"Nobody's ever going to come back to Hong Kong for a reunion," Mitchell says, acknowledging that geography is a bit of a handicap for their families, who come there primarily for stints working at multinational corporations. "Hong Kong is not their home, it's their perch."
Zurich International School—the product of a merger of two schools—has existed in its present incarnation since 2001 but celebrated the 50th anniversary of the original school in 2012.
Having alumni with vastly different recollections of the campus, depending on their age and class year, has presented a challenge to the school's outreach efforts, says Wyss.
"First and foremost, we want to foster the idea that we are all part of one community—current and past students, families and faculty," she says.
To build that affinity, the school sponsors ZIS Meets—events with both a learning and a networking component—that are publicized on Facebook, Twitter, and Instagram using a variety of ZIS hashtags and usually featuring an alumni speaker. Recent ZIS Meets in New York have attracted 40 to 50 attendees.
Matern, the Brooklyn-based ZIS alumna who remembers the welcome and send-off songs of her youth, now runs a lifestyle cooking company called A Cheesemonger's Daughter. Her father, who ran a food hall in a Swiss department store during her youth (thus the three years in Zurich) taught her to cook. She has attended at least three ZIS alumni events in New York in the last few years—"basically any time they do a speaking event," she says—and is in talks with the school to present a cooking demo at a ZIS Meet in early 2019.
"ZIS as a community feels like you can just pick up where you left off," Matern says. "And that's the nature of international schools."
International schools strive to continue engaging with students once they've become alumni, whether they graduate or just move on to another school elsewhere. Here are some ways that advancement staff are building and maintaining connections between the campus and an often global community of alumni.
Be True To Your Mission.

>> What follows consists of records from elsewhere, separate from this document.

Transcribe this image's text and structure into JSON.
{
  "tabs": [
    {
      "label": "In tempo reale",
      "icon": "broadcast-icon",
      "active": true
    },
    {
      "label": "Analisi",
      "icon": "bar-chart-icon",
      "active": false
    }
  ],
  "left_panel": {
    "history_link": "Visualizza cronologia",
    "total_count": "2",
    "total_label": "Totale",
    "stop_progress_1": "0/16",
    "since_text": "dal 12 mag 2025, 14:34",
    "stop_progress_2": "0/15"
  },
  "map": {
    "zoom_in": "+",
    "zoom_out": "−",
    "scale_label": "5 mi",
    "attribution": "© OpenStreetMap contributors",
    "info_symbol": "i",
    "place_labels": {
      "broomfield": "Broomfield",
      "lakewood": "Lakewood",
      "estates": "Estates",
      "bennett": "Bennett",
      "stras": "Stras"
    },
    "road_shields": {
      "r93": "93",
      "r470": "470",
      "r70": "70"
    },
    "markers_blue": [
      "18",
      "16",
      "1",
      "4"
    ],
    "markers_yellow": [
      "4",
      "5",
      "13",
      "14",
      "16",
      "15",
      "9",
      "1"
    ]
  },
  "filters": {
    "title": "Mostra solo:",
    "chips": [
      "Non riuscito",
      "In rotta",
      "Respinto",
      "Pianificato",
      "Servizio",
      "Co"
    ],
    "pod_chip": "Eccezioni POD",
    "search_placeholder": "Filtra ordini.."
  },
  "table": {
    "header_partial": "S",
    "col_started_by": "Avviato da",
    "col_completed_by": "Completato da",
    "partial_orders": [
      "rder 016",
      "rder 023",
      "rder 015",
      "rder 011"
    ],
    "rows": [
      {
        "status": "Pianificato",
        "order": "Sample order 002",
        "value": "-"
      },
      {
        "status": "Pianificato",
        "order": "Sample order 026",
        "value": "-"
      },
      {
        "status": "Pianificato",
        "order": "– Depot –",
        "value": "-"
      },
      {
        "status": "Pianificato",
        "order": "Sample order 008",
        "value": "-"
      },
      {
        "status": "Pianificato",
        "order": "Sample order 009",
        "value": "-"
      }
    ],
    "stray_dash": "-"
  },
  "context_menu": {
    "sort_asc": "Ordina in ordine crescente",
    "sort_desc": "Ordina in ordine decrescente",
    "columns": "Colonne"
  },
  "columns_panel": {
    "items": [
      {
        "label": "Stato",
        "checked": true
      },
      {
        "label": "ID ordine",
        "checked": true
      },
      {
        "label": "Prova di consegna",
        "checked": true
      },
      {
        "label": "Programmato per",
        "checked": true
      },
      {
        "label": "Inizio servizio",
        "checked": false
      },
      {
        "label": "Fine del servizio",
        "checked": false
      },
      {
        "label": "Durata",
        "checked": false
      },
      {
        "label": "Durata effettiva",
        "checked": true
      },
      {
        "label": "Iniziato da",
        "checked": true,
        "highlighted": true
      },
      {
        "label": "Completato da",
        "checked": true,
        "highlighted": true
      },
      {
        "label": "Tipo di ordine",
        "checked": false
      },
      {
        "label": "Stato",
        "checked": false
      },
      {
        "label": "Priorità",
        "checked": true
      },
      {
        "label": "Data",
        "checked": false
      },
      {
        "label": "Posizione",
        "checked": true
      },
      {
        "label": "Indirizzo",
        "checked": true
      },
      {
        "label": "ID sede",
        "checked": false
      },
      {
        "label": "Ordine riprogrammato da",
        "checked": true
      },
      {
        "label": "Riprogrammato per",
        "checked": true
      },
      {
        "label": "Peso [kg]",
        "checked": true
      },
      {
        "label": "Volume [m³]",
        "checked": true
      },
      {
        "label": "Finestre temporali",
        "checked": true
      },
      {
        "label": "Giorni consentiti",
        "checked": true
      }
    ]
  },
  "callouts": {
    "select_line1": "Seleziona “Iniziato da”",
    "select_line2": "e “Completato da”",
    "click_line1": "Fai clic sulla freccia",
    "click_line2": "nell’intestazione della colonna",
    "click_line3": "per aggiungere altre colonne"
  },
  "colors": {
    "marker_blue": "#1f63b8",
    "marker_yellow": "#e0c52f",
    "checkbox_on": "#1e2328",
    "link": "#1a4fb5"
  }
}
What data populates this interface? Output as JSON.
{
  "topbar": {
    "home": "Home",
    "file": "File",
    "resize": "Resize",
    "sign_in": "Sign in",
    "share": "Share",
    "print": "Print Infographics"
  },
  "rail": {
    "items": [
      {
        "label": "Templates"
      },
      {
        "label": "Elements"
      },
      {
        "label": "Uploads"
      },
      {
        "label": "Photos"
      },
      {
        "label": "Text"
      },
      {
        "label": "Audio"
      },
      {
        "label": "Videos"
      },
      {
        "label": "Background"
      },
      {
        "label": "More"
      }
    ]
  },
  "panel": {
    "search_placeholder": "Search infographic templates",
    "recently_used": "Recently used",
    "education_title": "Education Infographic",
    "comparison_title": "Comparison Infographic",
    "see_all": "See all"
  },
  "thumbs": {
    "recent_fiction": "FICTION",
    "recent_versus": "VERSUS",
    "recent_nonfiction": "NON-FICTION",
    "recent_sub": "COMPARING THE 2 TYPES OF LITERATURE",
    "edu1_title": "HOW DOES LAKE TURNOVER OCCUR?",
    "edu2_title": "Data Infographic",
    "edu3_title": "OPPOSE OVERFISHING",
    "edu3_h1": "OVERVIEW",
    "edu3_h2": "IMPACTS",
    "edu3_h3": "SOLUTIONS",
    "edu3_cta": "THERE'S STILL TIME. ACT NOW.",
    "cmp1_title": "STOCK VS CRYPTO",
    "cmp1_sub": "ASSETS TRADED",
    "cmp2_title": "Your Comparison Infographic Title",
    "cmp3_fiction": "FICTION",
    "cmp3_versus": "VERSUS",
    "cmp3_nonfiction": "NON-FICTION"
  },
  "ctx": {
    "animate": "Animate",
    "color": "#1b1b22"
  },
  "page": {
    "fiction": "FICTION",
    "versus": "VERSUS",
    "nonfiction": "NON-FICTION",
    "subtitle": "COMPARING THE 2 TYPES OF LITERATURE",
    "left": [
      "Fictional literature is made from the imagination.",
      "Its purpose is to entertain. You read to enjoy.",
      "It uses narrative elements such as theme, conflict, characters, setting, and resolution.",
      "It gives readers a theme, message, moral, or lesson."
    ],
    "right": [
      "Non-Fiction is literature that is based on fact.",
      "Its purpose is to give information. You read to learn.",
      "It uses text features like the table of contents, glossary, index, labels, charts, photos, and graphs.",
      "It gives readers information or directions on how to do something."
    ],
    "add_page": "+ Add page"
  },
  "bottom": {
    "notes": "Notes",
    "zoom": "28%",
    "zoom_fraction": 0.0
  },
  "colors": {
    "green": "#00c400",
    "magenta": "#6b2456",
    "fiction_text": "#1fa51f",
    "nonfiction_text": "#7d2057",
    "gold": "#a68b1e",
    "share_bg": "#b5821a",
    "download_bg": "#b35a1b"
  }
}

The UWC South East Asia in Singapore, part of the global United World College system, has a mission "to make education a force to unite people, nations, and cultures for peace and a sustainable future." Dave Shepherd, director of college advancement at UWC-SEA, engages prominent alumni to return to campus to address students. He's specifically looking for "people who are doing something really meaningful besides being successful in business," he says.
Be Consistent in Messaging.
Tim Fuderich, director of alumni and constituent relations at the Washington International School in Washington, D.C., says it's imperative to weave together the concepts of "broad and lifelong engagement, lifelong learning, and strong support for volunteer initiatives." That plays out in event planning and outreach. "Any talking points, any collateral, should reinforce the message of giving back and what it means to be part of this community," he says.
Tap Into Existing Networks.
Often, clusters of alumni end up living in the same city and finding each other without help from their alma mater. But that doesn't mean the school can't be part of the experience. Many alumni of the American International School of Budapest, Hungary, end up in other major cities in Europe, says Magdalen Grey, the school's advancement director. "There's a lot going on unofficially," Grey says, such as a weekly alumni gathering in The Netherlands. This year, the school will focus on enabling class and location reps to "harness" the energy of those informal groups.
Appeal to the Next Generation.
The Carol Morgan School in Santo Domingo, Dominican Republic, has created a "Sharky Club," says Vielka Morales, community relations director, in honor of the school's mascot. Each time an alumna or alumnus has a child, her office sends a shark plush toy with a note of welcome to the community. "We are developing special activities for this group," Vielka says, "and encourage their parents to consider their alma mater when their children are ready for school."
Julie Bourbon is a former CASE senior content creator.